The Sutera Ensemble doesn’t just perform music they think is meaningful. As educators and communicators, the performers use commentaries to uncover the architecture and inspiration that have allowed classical music to live on centuries later. Through this approach we see how Mozart’s music has drama and humour, not only through how he wrote it, but how else he might have written it. We see how the German composer Brahms takes on inspiration from Turkey, becoming truly musically meaningful for all cultures as makes its musical journey, generations later, to Malaysia. From a duo to trios and finally to quartets, the ensemble also illustrate through words and melodies the varied intricacies of chamber – or the Italian “camera” – music.
The musicians that comprise Sutera are seasoned educators of all levels. Their collective training has spanned the globe, under major pedagogues and institutions in England, France, Italy, the United States, Australia, and New Zealand, and they have used this experience teaching at the music departments of UCSI, UPM, UM, UiTM and Sunway universities. Violinist Angel Lee and cellist Jonathan Oh have brought up young talents to emerge as the prize-winning Arioso Ensemble and Seremban Quartet, with their now teenage students holding professional diplomas. Loo Bang Hean is one of Malaysia’s best known pianists, having played as a soloist across the country and as a frequent guest at the MPO’s chamber music series. In addition to playing the viola, Andrew Filmer’s prize-winning public speaking abilities have been utilized in concerts of the Sinfonietta in Penang, the Virama Ensemble in Kuala Lumpur, and as narrator for the Selangor Symphony and the Song Weavers.
The ensemble have been featured at the finales of the festivals of the Malaysian Youth Orchestra Foundation and the Euroasia Association for the Performing Arts, and will be performing in Cambodia later this year. Their repertoire includes piano quartets of Mozart, Brahms, Dvořák, Ferrari, Schumann and Mahler. All performances include a commentary, often with excerpts, illustrating to the audiences how the music is constructed and its role in our history.

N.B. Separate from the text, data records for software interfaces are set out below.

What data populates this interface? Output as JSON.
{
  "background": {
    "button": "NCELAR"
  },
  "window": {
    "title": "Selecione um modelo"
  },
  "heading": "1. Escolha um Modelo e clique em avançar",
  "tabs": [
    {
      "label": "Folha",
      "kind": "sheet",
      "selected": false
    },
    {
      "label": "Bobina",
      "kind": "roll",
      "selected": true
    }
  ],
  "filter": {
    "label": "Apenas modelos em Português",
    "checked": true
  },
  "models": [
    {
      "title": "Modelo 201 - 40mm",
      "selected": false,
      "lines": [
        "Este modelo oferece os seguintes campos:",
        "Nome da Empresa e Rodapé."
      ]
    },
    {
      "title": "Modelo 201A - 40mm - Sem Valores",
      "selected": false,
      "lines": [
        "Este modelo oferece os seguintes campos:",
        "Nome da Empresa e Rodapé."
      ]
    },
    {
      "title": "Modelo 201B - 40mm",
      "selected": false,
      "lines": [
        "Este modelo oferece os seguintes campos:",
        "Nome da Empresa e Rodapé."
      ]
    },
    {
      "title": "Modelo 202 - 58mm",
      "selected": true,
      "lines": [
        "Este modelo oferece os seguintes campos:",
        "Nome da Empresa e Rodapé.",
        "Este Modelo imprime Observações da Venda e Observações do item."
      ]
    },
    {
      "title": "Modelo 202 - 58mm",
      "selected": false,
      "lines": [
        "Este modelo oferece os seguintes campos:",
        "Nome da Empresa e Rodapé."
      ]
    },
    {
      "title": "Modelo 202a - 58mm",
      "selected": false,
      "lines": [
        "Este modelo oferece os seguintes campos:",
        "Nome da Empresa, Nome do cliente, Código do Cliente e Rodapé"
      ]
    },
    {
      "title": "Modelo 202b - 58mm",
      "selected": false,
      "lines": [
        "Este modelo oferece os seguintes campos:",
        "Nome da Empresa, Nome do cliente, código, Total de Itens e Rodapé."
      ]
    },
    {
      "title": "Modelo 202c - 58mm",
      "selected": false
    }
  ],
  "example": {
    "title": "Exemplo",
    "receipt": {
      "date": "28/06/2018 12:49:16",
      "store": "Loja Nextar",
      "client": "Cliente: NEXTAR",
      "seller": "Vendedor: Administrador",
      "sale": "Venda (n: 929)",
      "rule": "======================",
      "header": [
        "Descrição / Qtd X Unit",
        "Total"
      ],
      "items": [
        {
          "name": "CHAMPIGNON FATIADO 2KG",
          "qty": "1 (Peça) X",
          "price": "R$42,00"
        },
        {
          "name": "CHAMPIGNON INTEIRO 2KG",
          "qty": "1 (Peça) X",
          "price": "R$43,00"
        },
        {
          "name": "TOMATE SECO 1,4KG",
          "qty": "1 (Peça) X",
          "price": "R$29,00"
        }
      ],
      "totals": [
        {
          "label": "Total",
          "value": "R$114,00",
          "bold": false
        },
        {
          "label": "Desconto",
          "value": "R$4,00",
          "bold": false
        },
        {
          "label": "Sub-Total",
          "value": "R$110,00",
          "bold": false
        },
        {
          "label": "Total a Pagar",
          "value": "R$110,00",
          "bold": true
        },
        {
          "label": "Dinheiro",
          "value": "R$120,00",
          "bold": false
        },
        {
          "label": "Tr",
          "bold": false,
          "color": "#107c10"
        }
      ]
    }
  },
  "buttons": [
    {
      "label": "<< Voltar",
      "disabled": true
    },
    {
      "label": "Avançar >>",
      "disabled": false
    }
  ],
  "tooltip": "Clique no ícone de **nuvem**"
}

Together, they aim not only to serve the audience, but also to develop new audiences through a dedication to education, and to showing why they enjoy the company of their musical partners. Through the friendship of these musical snapshots, we see how the magic of chamber music is available to all listeners, with no barrier of age, or culture.